Toyota on a Military Mission

December 7, 2004

When Toyota Motor Sales USA sought to hire thousands of skilled technicians and mechanics, the company set its sights on an unusual target: the U.S. military.

    Toyota set up a special Web site allowing active servicemen and servicewomen, veterans and military families to search for jobs at 1,417 Toyota and Lexus dealerships across the country.

"We had a mandate"
Larry Distler coordinates the Hire a Hero program for Toyota Motor Sales, which is the sales, marketing, distribution and customer service arm of Toyota, Lexus and Scion in the United States.
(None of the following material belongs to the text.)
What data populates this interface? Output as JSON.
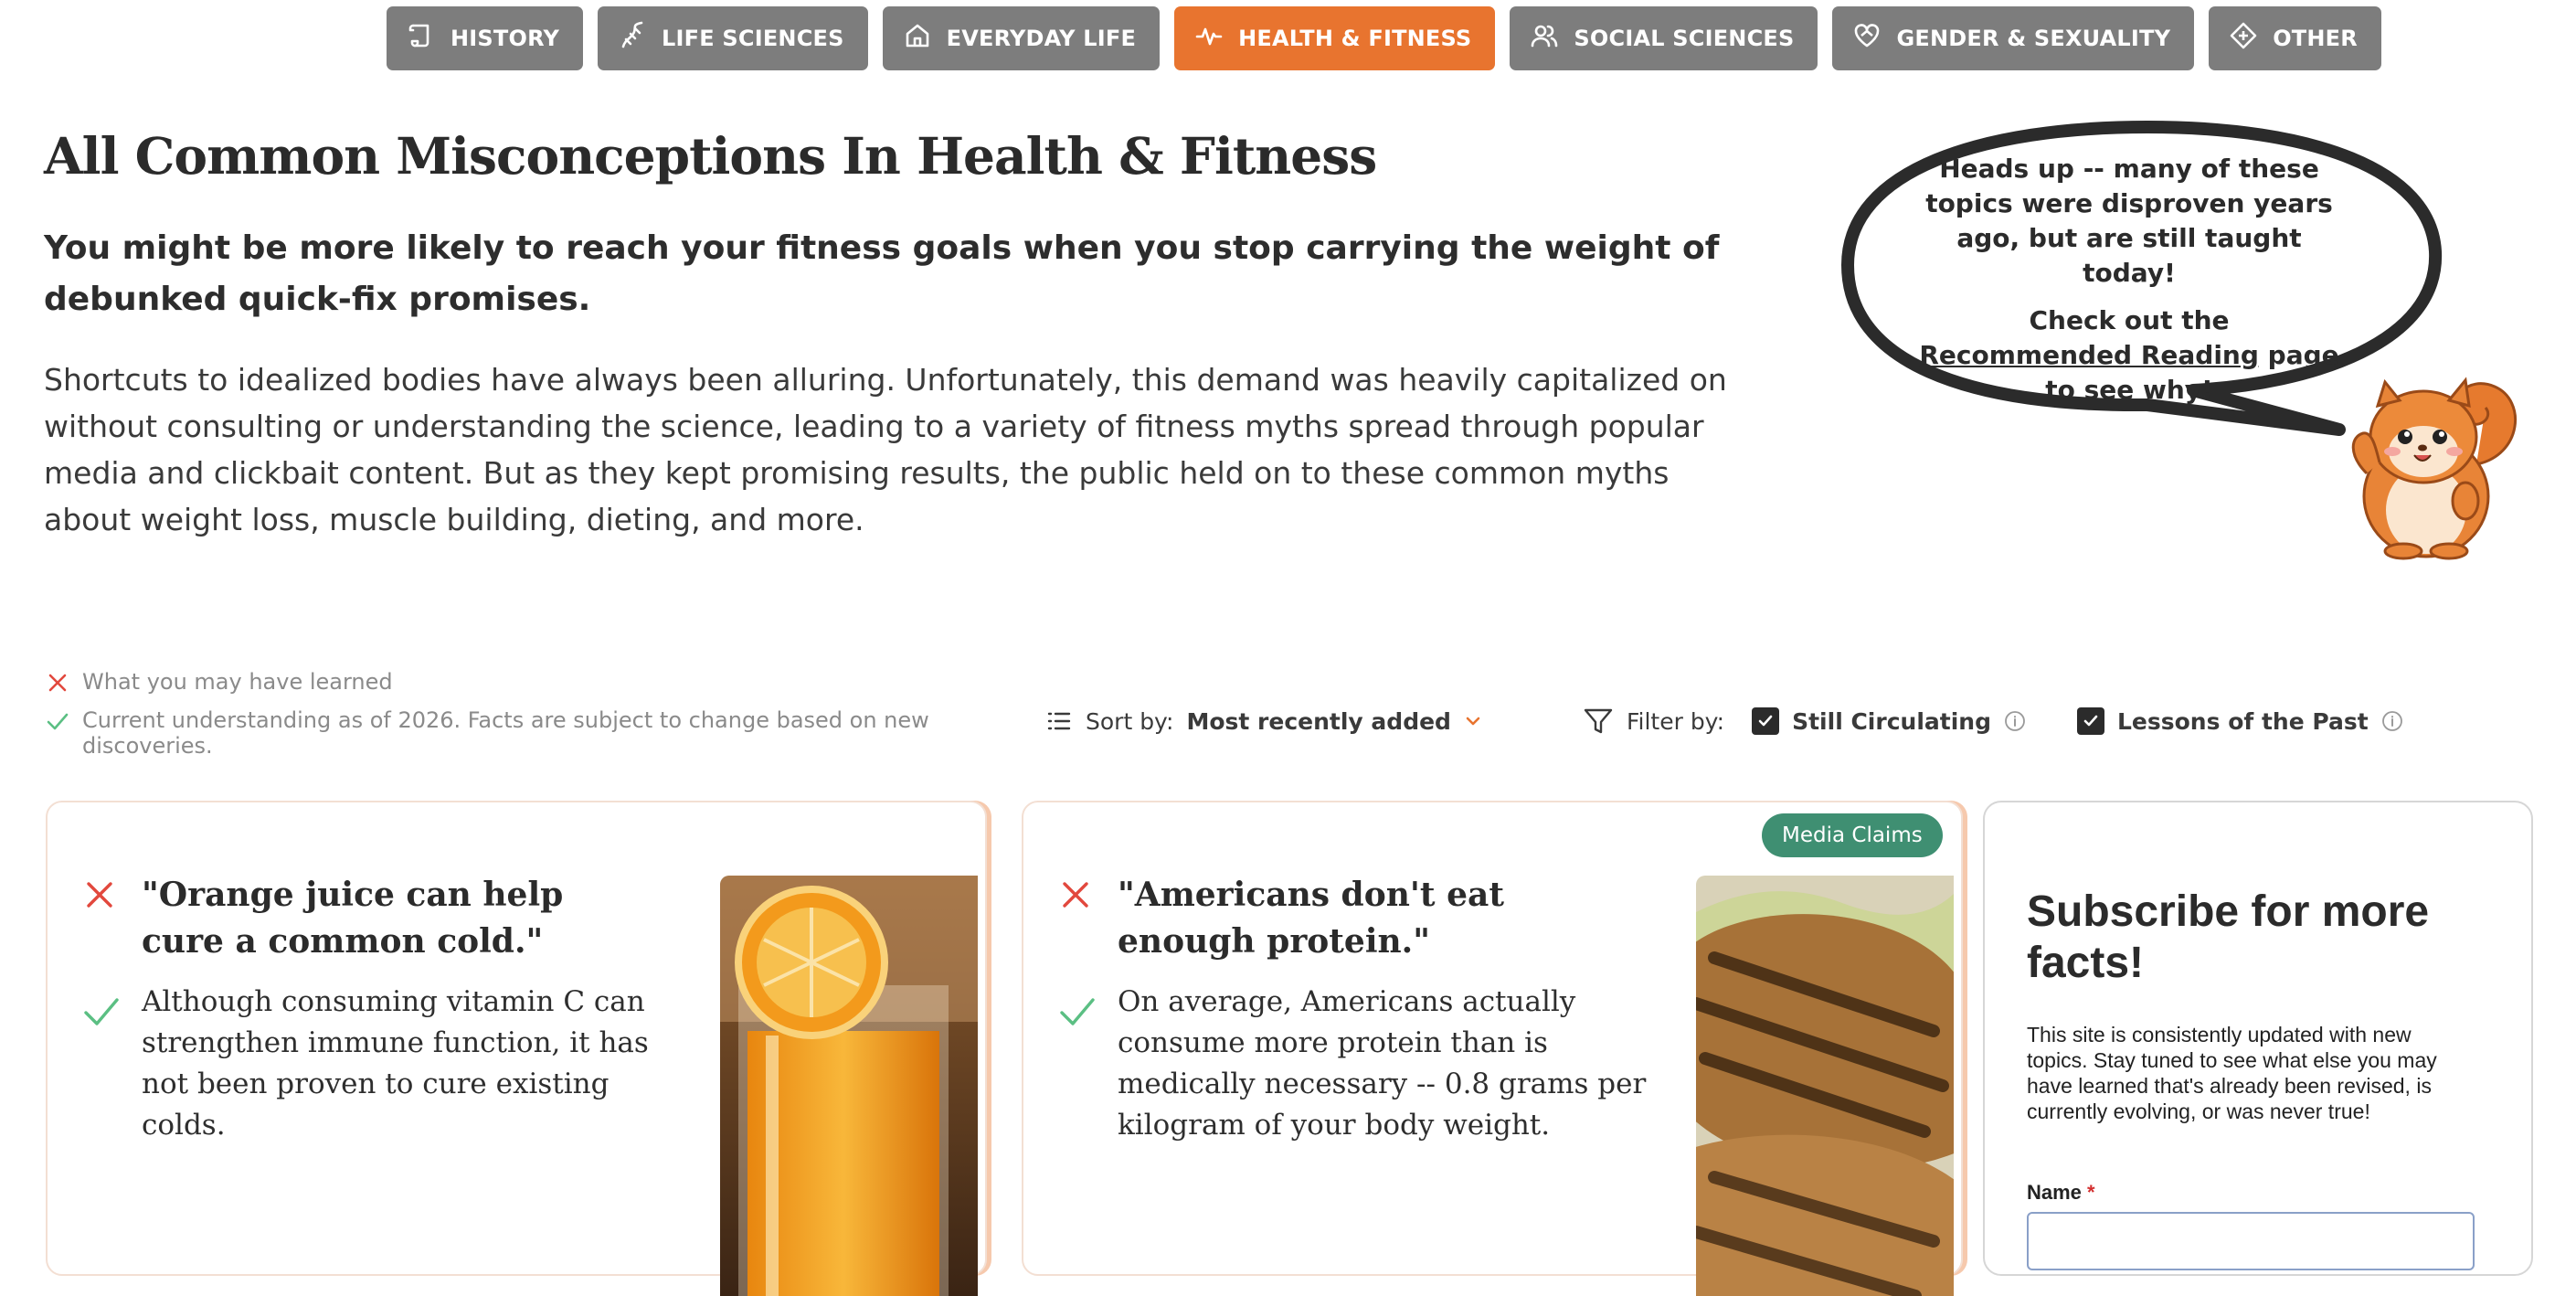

Distler says that the idea for the online recruitment center was born of his company’s desire to do something for the military while the nation is at war. "Toyota has always been involved in supporting the military, but we wanted to come up with a way to support our servicemen and women who are coming home from the war."

    When Distler and his team began approaching dealerships about the possibility of hiring veterans, he says the response they got was overwhelming. "They said, ‘Let’s do it.’ We had a mandate."

    The Web tool, developed with Taleo, a San Francisco-based provider of talent management solutions, allows military personnel and their families to search for vacant positions at Toyota and Lexus dealerships by city and state. Interested job seekers can apply for such positions as sales consultants, service technicians and front-office support staff. For returning military personnel, Distler says, the Web site provides a way to get a jump on a job search. "If you’re a Marine from Oklahoma and you know you’re going back there in six months, you can start a dialogue with a dealer there." Each dealership now has a Hire a Hero coordinator, Distler says.

Unfilled positions
The online application site will do more than let Toyota Motor Sales show its patriotism. If successful, it could also help the company to overcome a severe shortage of skilled automotive technicians that has plagued the industry in recent years. Industry analysts say that as many as 60,000 such positions currently are going unfilled. On December 6, the U.S. Department of Labor announced it’s giving a $150,000 grant to acoalition of manufacturers and dealers to "gather, validate and deliver information and data about career opportunities in the automotive industry to career-related Web sites and to public workforce development professionals."

    By reaching out to military personnel, Toyota can tap into a pool of skilled labor. "The men and women of the U.S. military make up one of the best talent pools in America," says Don Esmond, a Marine Corps veteran and senior vice president and general manager of the Toyota division of Toyota Motor Sales, USA. "Our dealers have found that military veterans are well-trained, valuable additions to the workplace."

    For its part, Toyota hopes to provide the new veterans with something that may be just as important as a job: a successful transition back to civilian life. "In the past, people coming home from the military haven’t had the easiest time reintegrating," Distler says. "They leave the armed forces and they have no network. Our goal is to have these folks come home and find employment opportunities more easily than in the past."

    The Hire a Hero Web site, accessible from and, went live in September and has since attracted a flurry of interest from military families. It’s attracting about 2,000 monthly visitors. As of early December, six former military men and women have been hired at California dealerships.

    This fall, Toyota sought to boost the project’s profile by promoting it during NASCAR Craftsman Truck Series races in cities near large military bases. The No. 22 Tundra truck, driven by racer Bill Lester, sported the Hire a Hero logo.

    As for the number of military personnel who have been successfully matched with jobs, Distler admits that it’s still small. But there’s a good reason for that, he says. "You don’t have tons of people coming out of the military right now. When the issue gets resolved," he says, referring to the war in Iraq, "people will be on their way home."